References in periodicals archive ?
I felt ashamed for it, apologized and mobilized fellows to do so as a contribution to desisting denials of the 1994 Genocide against the Tutsi,' he said.
Most of those killed were members of the smaller but traditionally dominant Tutsi ethnic group, while most of those who carried out the murders were from the majority Hutu population.
Seventy percent of the minority Tutsi population was wiped out, and over 10 percent of the total Rwandan population.
This became a deliberate strategy to kill Tutsis in order to maintain power.
The country soon tragically became a slaughterhouse and mosques became the only places of refuge where Muslims, Christians, Hutus and Tutsis can come together to protect each another.
Historically, Hutus and Tutsi were (http://www.listland.com/top-10-things-to-know-about-the-rwandan-genocide/) distinguished by their clan and social class, rather than by their ethnicity.
The novel reflects glimpses of a tension-filled past and slowly moves to uncover racial strife and the increase of genocidal actions against the Tutsi minority in Rwanda through the eyes of lycee girls enrolled at a Catholic boarding school that stands isolated on the Ikibira mountaintop by the river Nile, gated and guarded.
"But we also reaffirm our commitment to help ensure that other countries do not face the pain and suffering Rwandans endured two decades ago." Members of the Hutu tribe - mostly security forces and militias - backed by a Hutu-majority government used machetes to slaughter men, women and children of the Tutsi ethnic group, sometimes torching entire buildings with Tutsis hiding inside.

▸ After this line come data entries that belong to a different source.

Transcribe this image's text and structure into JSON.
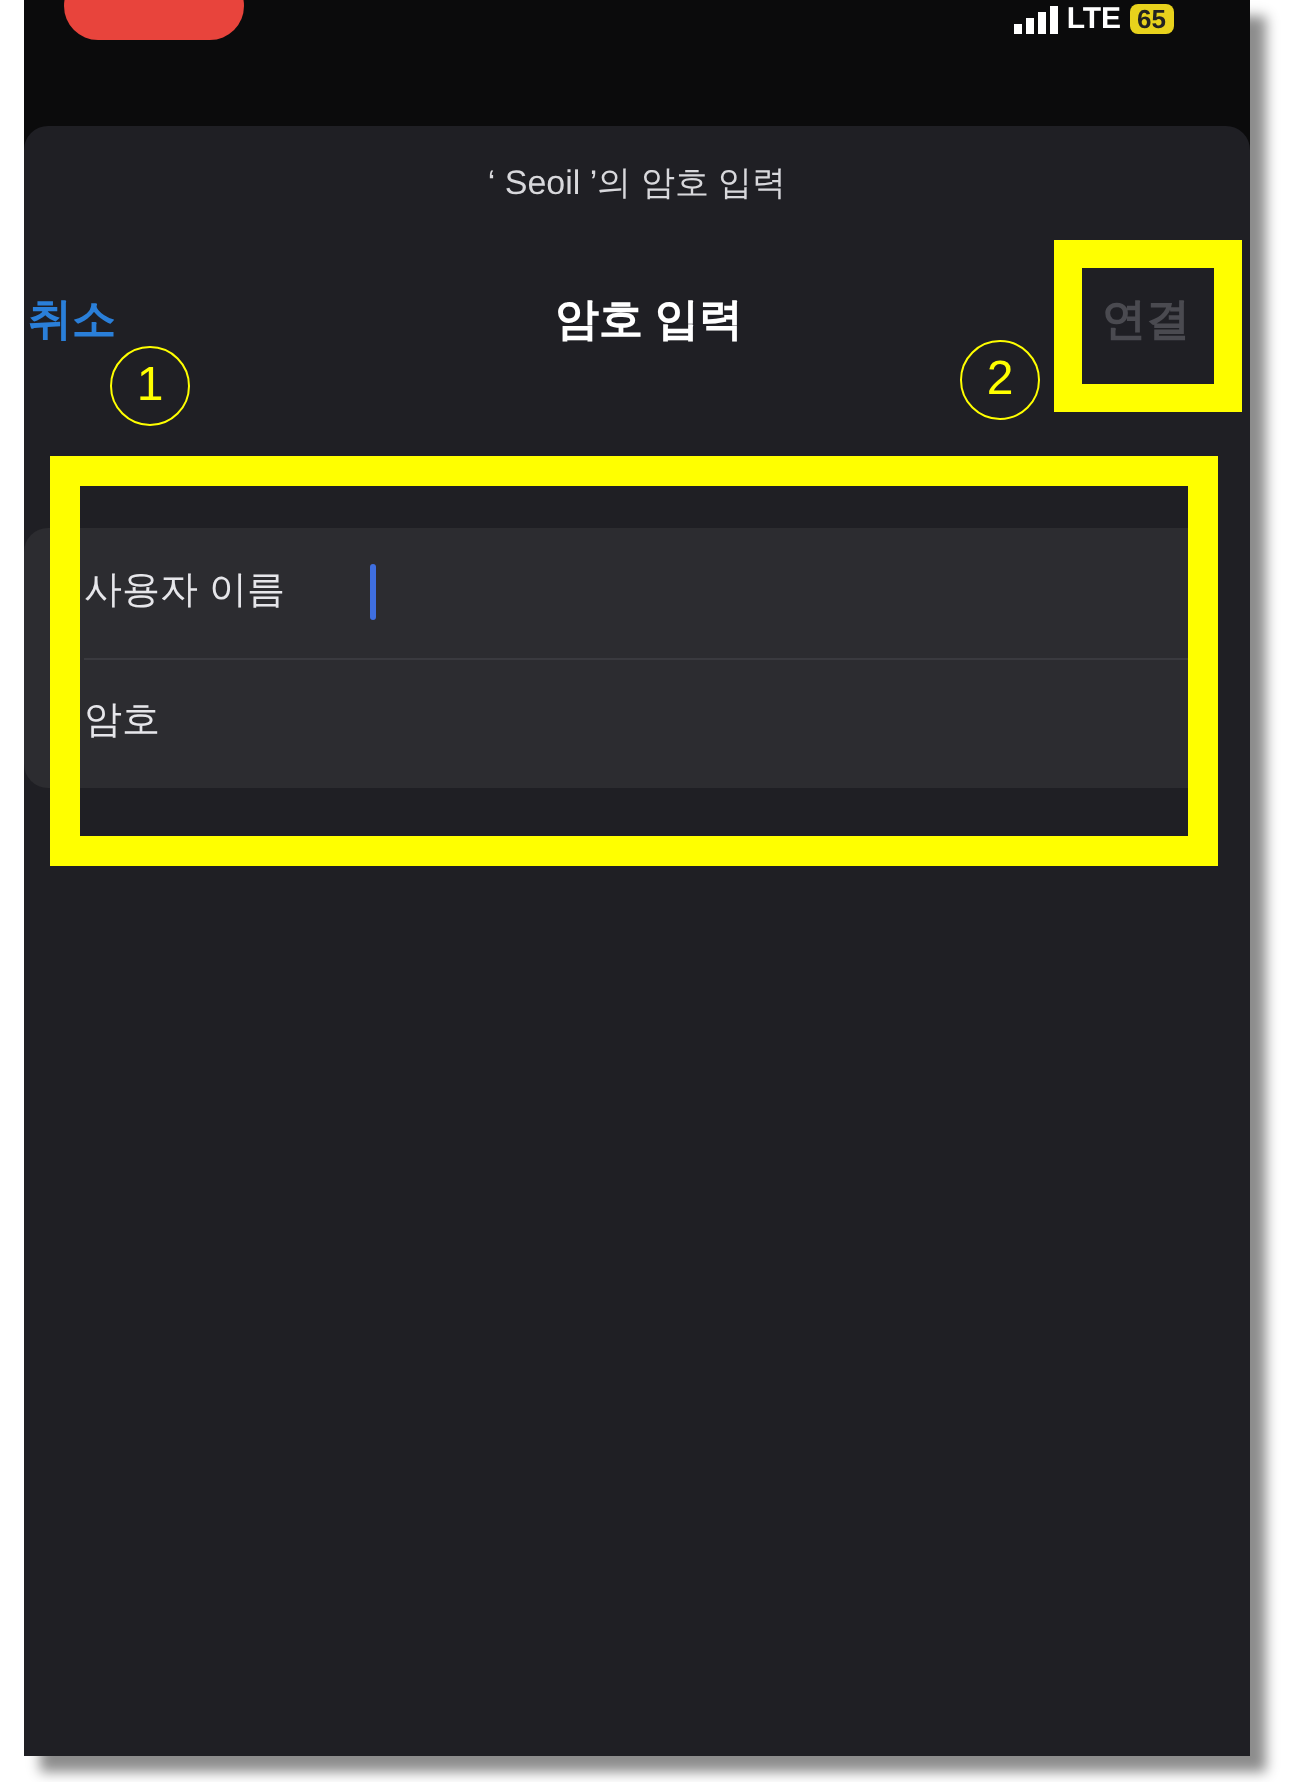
{
  "status_bar": {
    "network": "LTE",
    "battery": "65"
  },
  "sheet": {
    "subtitle": "‘ Seoil ’의 암호 입력",
    "title": "암호 입력",
    "cancel": "취소",
    "connect": {
      "label": "연결",
      "disabled": true
    }
  },
  "fields": [
    {
      "label": "사용자 이름",
      "focused": true
    },
    {
      "label": "암호",
      "focused": false
    }
  ],
  "annotations": [
    {
      "label": "1"
    },
    {
      "label": "2"
    }
  ]
}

In the late 1950s the pan-ethnic political reform movements changed into "a mission to empower the Hutu masses over and against a perceived Tutsi oligarchy" (3).
She remembers hearing news on the radio in October 1990 that the north of Rwanda had been attacked by the Rwanda Patriotic Front (RPF), which consisted of Tutsi exiles in Uganda.
Ethnic competition for control of the state; as Hutu and Tutsi groups fought for power engaging themselves in acts of cruelty and oppression one towards the other.